GOAL OF THE EXERCISE
Scan the material below for lines with the word "this" and reply with how many there are, nothing else.

___

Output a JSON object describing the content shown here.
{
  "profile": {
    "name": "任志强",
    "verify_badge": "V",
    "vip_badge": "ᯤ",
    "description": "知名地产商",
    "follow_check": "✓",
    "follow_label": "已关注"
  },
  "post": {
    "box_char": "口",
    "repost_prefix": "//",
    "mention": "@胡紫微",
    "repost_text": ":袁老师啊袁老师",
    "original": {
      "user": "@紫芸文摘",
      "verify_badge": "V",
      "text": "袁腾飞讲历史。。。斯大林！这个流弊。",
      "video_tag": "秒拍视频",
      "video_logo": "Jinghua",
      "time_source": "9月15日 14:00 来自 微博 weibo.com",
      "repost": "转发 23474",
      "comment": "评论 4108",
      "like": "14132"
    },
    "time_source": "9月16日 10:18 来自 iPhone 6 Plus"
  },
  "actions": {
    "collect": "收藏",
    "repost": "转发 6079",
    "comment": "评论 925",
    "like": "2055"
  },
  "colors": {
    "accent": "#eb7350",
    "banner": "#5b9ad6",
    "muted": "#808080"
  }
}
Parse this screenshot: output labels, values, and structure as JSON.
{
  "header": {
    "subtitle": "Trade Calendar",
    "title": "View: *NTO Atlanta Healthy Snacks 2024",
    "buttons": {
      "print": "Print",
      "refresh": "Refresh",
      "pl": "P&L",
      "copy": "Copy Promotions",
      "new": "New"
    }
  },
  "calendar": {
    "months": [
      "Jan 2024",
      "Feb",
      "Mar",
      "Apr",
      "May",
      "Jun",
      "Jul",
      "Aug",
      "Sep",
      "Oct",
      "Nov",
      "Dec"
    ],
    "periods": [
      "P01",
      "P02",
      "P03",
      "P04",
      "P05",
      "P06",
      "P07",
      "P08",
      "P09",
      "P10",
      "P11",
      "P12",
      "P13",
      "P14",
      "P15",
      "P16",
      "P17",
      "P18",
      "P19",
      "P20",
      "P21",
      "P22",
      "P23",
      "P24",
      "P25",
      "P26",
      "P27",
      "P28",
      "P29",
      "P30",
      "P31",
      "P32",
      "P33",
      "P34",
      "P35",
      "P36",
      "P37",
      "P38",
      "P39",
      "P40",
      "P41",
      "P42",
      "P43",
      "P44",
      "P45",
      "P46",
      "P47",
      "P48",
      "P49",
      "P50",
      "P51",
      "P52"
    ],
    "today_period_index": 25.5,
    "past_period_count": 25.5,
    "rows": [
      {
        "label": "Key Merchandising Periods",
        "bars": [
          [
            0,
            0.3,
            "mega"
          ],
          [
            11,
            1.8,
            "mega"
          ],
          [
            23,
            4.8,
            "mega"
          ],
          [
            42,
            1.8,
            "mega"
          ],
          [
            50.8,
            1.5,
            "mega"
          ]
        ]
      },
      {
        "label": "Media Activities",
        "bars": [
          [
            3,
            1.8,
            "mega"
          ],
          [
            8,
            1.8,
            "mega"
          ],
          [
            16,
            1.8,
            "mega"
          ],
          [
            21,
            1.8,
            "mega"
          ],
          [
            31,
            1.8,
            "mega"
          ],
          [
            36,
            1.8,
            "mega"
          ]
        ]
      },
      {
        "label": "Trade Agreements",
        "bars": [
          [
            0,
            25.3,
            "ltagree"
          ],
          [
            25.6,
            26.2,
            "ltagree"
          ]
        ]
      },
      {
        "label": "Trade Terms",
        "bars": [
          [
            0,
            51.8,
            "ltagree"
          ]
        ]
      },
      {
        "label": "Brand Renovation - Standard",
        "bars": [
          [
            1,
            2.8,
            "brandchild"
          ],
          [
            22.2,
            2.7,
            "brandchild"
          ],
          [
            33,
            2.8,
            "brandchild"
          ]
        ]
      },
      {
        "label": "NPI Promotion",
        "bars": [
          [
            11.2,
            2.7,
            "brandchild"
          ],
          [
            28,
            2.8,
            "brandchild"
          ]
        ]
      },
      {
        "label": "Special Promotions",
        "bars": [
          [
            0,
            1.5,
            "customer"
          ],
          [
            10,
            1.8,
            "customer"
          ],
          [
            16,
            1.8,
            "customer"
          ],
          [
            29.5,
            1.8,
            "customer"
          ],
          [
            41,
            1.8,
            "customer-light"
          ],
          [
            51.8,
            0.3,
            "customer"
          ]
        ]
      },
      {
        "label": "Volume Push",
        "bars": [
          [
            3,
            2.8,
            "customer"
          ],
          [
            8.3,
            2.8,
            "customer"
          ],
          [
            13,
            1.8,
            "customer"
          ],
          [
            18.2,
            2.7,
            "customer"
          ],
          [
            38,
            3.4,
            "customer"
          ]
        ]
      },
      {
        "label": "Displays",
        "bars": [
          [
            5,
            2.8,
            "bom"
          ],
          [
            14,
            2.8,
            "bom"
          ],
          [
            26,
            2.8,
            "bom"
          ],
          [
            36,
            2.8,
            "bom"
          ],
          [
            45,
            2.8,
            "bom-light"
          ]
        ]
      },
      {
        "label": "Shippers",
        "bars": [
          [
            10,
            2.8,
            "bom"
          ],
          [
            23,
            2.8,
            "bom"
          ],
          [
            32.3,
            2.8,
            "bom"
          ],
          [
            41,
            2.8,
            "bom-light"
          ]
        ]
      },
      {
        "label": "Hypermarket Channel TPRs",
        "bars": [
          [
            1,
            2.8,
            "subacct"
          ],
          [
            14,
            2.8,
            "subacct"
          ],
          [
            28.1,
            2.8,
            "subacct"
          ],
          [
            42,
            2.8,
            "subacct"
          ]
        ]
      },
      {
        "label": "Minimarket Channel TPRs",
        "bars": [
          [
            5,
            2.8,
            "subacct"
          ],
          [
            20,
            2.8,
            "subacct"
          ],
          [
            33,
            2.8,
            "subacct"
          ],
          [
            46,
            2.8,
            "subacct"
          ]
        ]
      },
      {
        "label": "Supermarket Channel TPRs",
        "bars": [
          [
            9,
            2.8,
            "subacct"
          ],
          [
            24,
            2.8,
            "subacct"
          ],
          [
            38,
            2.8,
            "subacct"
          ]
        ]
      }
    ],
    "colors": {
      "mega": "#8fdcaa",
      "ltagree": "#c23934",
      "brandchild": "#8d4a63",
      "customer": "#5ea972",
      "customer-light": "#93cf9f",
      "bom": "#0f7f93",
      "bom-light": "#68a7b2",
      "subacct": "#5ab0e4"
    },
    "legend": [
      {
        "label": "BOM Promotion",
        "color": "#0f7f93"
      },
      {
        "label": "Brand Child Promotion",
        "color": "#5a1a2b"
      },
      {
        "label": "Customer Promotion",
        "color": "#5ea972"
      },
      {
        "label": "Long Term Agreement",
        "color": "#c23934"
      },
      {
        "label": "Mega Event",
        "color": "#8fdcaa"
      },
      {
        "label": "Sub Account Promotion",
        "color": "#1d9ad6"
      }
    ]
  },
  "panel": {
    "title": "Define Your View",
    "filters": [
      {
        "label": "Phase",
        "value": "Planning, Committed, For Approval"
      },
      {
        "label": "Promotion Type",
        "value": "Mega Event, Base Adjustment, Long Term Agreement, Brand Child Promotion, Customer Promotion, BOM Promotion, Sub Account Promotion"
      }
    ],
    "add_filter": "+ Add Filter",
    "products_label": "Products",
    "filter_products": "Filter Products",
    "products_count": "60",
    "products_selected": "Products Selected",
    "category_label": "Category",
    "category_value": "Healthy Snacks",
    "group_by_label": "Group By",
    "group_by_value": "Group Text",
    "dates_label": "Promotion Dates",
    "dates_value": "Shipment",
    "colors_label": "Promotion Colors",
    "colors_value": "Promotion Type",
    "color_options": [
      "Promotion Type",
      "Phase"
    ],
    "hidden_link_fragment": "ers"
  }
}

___

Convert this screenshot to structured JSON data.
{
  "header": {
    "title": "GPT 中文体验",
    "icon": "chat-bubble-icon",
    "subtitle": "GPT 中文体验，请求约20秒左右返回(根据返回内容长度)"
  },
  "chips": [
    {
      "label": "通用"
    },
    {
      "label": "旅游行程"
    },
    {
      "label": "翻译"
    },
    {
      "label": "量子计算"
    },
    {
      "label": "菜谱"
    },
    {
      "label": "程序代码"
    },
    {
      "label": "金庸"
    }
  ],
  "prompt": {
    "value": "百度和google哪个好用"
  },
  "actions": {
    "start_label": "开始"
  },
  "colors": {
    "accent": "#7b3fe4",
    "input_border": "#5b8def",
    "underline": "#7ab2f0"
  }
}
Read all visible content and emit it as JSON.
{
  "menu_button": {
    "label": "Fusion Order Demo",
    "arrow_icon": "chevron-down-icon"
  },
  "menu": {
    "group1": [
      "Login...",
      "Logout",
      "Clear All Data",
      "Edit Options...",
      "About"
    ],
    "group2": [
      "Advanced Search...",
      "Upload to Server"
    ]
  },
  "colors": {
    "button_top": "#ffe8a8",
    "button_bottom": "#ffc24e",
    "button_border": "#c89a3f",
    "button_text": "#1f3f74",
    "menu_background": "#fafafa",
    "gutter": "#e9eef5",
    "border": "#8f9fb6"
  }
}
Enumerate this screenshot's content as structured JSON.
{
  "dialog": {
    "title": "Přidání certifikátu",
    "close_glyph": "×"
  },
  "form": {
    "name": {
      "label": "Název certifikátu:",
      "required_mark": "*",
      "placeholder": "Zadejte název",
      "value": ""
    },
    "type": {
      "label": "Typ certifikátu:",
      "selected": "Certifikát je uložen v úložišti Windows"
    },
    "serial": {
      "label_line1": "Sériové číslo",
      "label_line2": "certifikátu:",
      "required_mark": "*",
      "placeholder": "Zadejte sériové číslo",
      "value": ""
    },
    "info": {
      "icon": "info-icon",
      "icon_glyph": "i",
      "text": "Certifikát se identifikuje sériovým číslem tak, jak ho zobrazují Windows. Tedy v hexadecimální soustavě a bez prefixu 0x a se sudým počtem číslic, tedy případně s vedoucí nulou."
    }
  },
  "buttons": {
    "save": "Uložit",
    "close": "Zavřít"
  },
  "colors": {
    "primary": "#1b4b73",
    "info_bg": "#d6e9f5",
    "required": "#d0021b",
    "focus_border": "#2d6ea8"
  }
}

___

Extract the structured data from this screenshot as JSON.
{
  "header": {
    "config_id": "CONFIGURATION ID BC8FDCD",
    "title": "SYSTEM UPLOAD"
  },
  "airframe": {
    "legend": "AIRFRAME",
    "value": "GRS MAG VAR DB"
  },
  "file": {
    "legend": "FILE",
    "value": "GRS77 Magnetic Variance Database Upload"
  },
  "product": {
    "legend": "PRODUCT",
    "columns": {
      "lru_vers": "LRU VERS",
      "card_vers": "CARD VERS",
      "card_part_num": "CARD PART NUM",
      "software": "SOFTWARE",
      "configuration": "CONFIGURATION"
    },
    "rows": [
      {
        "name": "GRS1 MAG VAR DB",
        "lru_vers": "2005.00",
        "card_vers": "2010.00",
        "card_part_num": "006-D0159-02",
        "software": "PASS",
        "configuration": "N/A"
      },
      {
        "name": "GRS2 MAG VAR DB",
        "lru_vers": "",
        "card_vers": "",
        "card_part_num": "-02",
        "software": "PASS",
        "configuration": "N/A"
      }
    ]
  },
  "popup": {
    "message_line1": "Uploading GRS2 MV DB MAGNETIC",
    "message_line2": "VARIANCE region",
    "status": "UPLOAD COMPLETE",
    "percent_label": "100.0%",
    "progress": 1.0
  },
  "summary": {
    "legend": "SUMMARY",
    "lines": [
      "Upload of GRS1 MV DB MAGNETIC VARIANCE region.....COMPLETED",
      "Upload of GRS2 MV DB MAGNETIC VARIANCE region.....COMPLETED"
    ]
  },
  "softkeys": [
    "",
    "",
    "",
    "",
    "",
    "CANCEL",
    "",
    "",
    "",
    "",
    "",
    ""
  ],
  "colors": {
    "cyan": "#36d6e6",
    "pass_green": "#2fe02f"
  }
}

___

TASK SOLUTION
4